▶ _TASK BRIEF_: Every record that follows must be returned word for word.

▶ _DATA LISTING_:

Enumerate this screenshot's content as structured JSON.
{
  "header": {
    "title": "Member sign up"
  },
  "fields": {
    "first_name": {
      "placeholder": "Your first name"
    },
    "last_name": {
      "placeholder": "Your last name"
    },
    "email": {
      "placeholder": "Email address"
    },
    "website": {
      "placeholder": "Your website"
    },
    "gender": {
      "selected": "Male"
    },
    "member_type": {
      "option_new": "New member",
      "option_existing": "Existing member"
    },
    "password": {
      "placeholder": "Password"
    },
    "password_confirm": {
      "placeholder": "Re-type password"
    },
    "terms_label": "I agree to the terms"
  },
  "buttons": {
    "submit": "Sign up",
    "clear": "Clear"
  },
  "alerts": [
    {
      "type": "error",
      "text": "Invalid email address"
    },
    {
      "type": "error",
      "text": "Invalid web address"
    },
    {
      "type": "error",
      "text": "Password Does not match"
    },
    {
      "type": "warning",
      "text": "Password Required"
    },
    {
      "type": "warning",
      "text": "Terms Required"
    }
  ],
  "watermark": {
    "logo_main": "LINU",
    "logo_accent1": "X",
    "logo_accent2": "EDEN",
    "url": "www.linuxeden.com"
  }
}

▶ _OUTPUT FOR THIS TASK_:
Enumerate this screenshot's content as structured JSON.
{
  "header": {
    "title": "Member sign up"
  },
  "fields": {
    "first_name": {
      "placeholder": "Your first name"
    },
    "last_name": {
      "placeholder": "Your last name"
    },
    "email": {
      "placeholder": "Email address"
    },
    "website": {
      "placeholder": "Your website"
    },
    "gender": {
      "selected": "Male"
    },
    "member_type": {
      "option_new": "New member",
      "option_existing": "Existing member"
    },
    "password": {
      "placeholder": "Password"
    },
    "password_confirm": {
      "placeholder": "Re-type password"
    },
    "terms_label": "I agree to the terms"
  },
  "buttons": {
    "submit": "Sign up",
    "clear": "Clear"
  },
  "alerts": [
    {
      "type": "error",
      "text": "Invalid email address"
    },
    {
      "type": "error",
      "text": "Invalid web address"
    },
    {
      "type": "error",
      "text": "Password Does not match"
    },
    {
      "type": "warning",
      "text": "Password Required"
    },
    {
      "type": "warning",
      "text": "Terms Required"
    }
  ],
  "watermark": {
    "logo_main": "LINU",
    "logo_accent1": "X",
    "logo_accent2": "EDEN",
    "url": "www.linuxeden.com"
  }
}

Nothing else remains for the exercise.